Political Crisis in Kenya Hits Women Hard

Florence Machio

As is usual with political upheaval, the crisis in Kenya is falling heavily on women and children.

The crisis in my country has become a nightmare for me. My girlfriend and I woke up at 5am on December 27th, 2007, to head to the polling station since we both vote at the same station. We queued and waited patiently to cast our vote. We had been told that the polling station will be opened at 6 am. When we got there, we thought we would be among the first ones to vote but were surprised to learn that some Kenyans were at the polling station as early as 2am.

Prior to the elections, we had been told that our vote was important and that it will determine the destiny of our nation. With that in mind we went all out to cast our vote, very assured of the fact that it will definitely reflect what we wanted as a country.
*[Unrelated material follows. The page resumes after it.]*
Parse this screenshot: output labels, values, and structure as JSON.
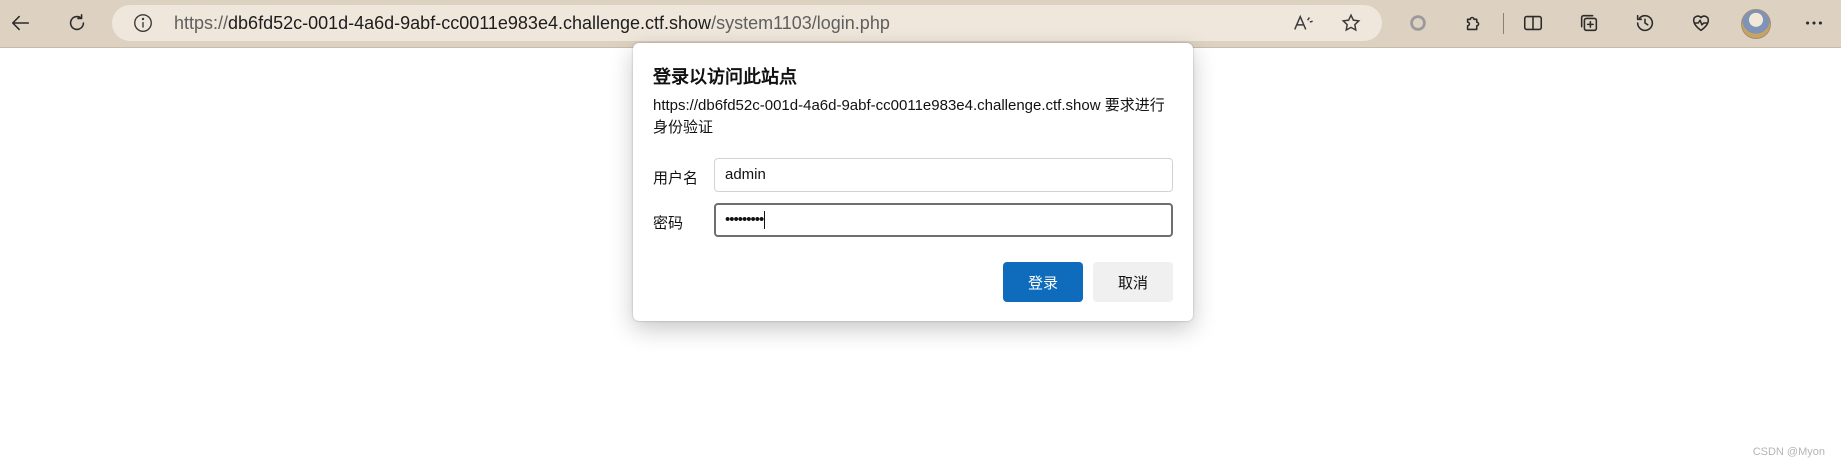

When tallying started everybody was excited as it started reflecting what we had in mind. Then the delays started. And everyone wondered except those who were looting the vote on why there were delays.

To make a long story short, the incumbent Mwai Kibaki was declared the winner amidst protests. The journalists were chased out of the room including international electoral observers and leaders, when the results were being announced. Later we were told via the national broadcaster (government owned) that the incumbent was the president and that the opposition leader Raila Odinga had lost the elections.

Immediately after this happened, we were shown the swearing in of Mwai Kibaki, without the presence of the diplomatic corps and the national anthem was not played at the state house (equivalent to the White House in the United States).

Appreciate our work?

Rewire is a non-profit independent media publication. Your tax-deductible contribution helps support our research, reporting, and analysis.


Now what followed soon after as if on cue, was violence in the major towns of Kenya and the capital Nairobi. Shops were closed and people stayed indoors as very many Kenyans expressed disappointment at the lack transparency of the process especially the tallying of votes. It did not help matters when the some electoral commission members said that they were not sure of the figures they announced, and the chairman later revealing that he announced the results under duress.

You might be wondering why am making a political statement out of a reproductive health website. Well, as usual with conflict, the people who are mostly affected are women and children. To make matters worse I live near the Nairobi women's hospital which has a gender recovery center that offers free services for women who have experienced violence. As I write this article the hospital has received 29 women and girls who have been raped.

As the political class debate on who won the elections women are being violated and few manage to get to the Nairobi women's hospital and report the cases. Since we are also cut off in terms of communication with a ban on live broadcast information from around the country is not readily available.

My worry is that women will continue to become statistics especially when there is conflict and especially sexual violence. I believe that Kenya will emerge out of this victorious but I also know that women will be the worse off when everybody has been satisfied with the verdict.

As we seek solutions and as people call for peace, I haven't heard yet the first lady say anything around the women who are being violated. The violence must end otherwise I will keep on updating you on statistics…one woman is one too many!

Topics and Tags:

Kenya, political crisis

Load More

We must defend reproductive rights at every level. That includes staying informed. Sign up for our email list now.

Thank you for reading Rewire!